But in 2015, City Hall officials, fed up with the proliferation of black market dispensaries, including some selling to minors, passed tough regulations stipulating, among other things, that shops must be about 1,000 feet from schools, community centers or other outlets.
After dozens of dispensaries brazenly flouted the new rules, the city in 2016 began fining transgressors, issuing 3,729 tickets amounting to more than $3 million in fines. But the dispensaries mostly ignored them; only $184,250 has been paid.
Then the city began trying to shut down illegal operators with injunctions.
In March of this year, 53 dispensaries banded together to file a constitutional challenge, saying closing the operators would breach Canada’s Charter of Rights and Freedoms by denying patients access to medical marijuana they purchased at the black market stores.
“The City is using legalization to try and impose Prohibition,” said Robert Laurie, the lawyer representing the dispensaries.
The case is before British Columbia’s Supreme Court.
Kerry Jang, a left-leaning councillor on the Vancouver City Council who is also a professor of psychiatry at the University of British Columbia, and who helped develop the 2015 rules, said the injunctions were necessary to root out “a wild West” of illegal dealers.
Today, those who want to operate legally must pass rigorous criminal background checks and apply for a $30,000 license from the city.
But Professor Jang conceded that the restrictiveness of the new federal cannabis law posed enforcement challenges. “If you make cannabis legal but restrict where you can use it, it will just go underground.”
The challenge of enforcement is all too visible on Vancouver’s gritty downtown east side, an epicenter of Canada’s opioid crisis. Hundreds of addicts sit sprawled on the pavement every day, shooting Fentanyl, a potent synthetic opioid that Professor Jang said killed, on average, seven people a week in Vancouver.
Traffic is periodically interrupted by the sound of sirens as police officers break up drug deals.
Chief Constable Del Manak, police chief of Victoria and president of the British Columbia Association of Chiefs of Police, noted that the police had to grapple with Fentanyl overdoses, violent crime and sex offenders, and must prioritize resources according to public safety.
Investigating whether British Columbia residents are violating the law by growing more than four pot plants per household is not a priority, he said.
The legalization of recreational marijuana in Colorado, Washington State and Uruguay, he added, has shown that “it is naïve to think that just because cannabis is legalized, the criminal will walk away from a highly lucrative industry.”
Nevertheless, as the government floods the market with legal cannabis, prices are falling, squeezing out illegal growers.

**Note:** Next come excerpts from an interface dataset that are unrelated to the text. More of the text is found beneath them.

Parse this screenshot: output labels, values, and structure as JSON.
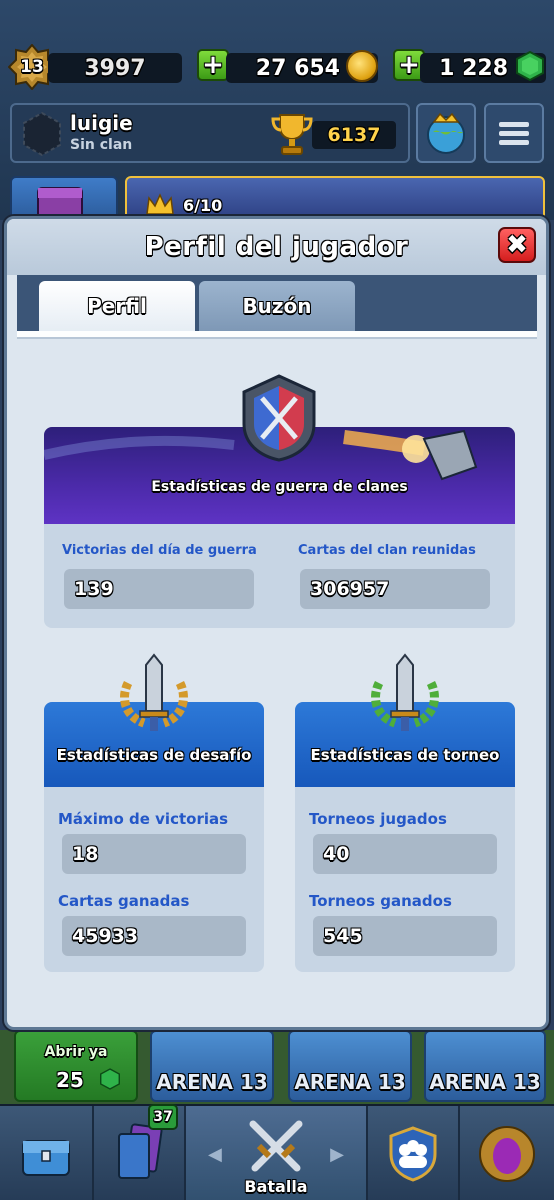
{
  "header": {
    "level": "13",
    "xp": "3997",
    "gold": "27 654",
    "gems": "1 228",
    "player_name": "luigie",
    "clan": "Sin clan",
    "trophies": "6137",
    "banner_progress": "6/10"
  },
  "modal": {
    "title": "Perfil del jugador",
    "tabs": [
      {
        "label": "Perfil",
        "active": true
      },
      {
        "label": "Buzón",
        "active": false
      }
    ],
    "clan_war": {
      "title": "Estadísticas de guerra de clanes",
      "stats": [
        {
          "label": "Victorias del día de guerra",
          "value": "139"
        },
        {
          "label": "Cartas del clan reunidas",
          "value": "306957"
        }
      ]
    },
    "challenge": {
      "title": "Estadísticas de desafío",
      "stats": [
        {
          "label": "Máximo de victorias",
          "value": "18"
        },
        {
          "label": "Cartas ganadas",
          "value": "45933"
        }
      ]
    },
    "tournament": {
      "title": "Estadísticas de torneo",
      "stats": [
        {
          "label": "Torneos jugados",
          "value": "40"
        },
        {
          "label": "Torneos ganados",
          "value": "545"
        }
      ]
    }
  },
  "chests": [
    {
      "label": "Abrir ya",
      "count": "25"
    },
    {
      "label": "ARENA 13"
    },
    {
      "label": "ARENA 13"
    },
    {
      "label": "ARENA 13"
    }
  ],
  "nav": {
    "cards_badge": "37",
    "battle_label": "Batalla"
  },
  "colors": {
    "stat_label": "#2457c7",
    "war_banner": "#4b2aa9",
    "stat_banner": "#1758bb",
    "close_button": "#d41e1e",
    "gem": "#2fb34a"
  }
}
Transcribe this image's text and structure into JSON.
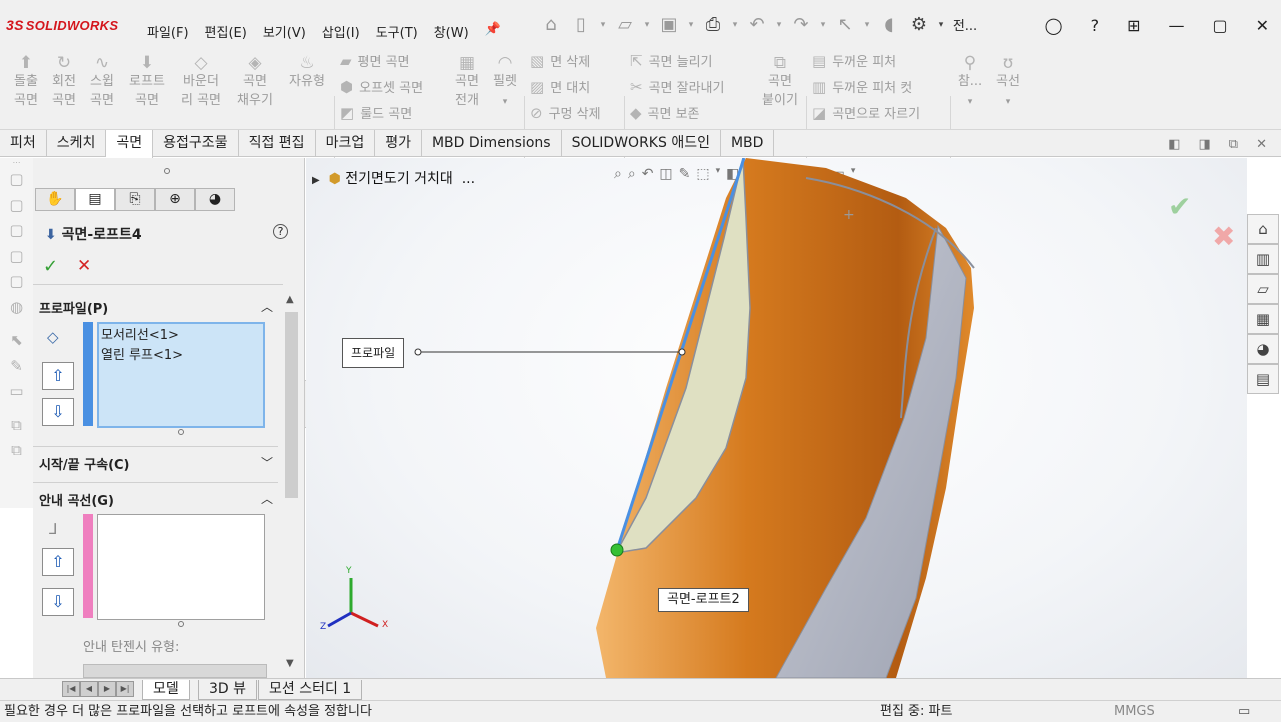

Black market growers who were able to fetch more than $3,000 United States dollars for a pound of cannabis five years ago complain that today they can barely get $1,000.
The new legal marijuana supply chain was in full force on a recent day outside of Vancouver at Pure Sunfarms, where immigrant workers in surgical masks were trimming buds from cannabis plants next to a sprawling greenhouse that once housed tomatoes.
Rob Hill, chief financial officer of Emerald Health Therapeutics, a licensed producer which owns part of Pure Sunfarms, predicted that it was only a matter of time before black market growers went out of business as consumers demanded the purity of government-approved pot, free of contaminants found in some street marijuana.
“We expect a new consumer market of women age 35-45 who will smoke pot instead of drinking chardonnay,” he said.
But Dana Larsen, owner of several illegal dispensaries in Vancouver, countered that underground cannabis cultivation remained deeply entrenched.
Legalization is doomed to fail, he added, because there is so little will to enforce it.
He said he had accumulated heavy unpaid fines from City Hall, had no intention of applying for a license, and was far more concerned about being able to provide cannabis to the elderly and ill customers who relied on him. “In Vancouver,” he said, “you have to make an effort to get busted.”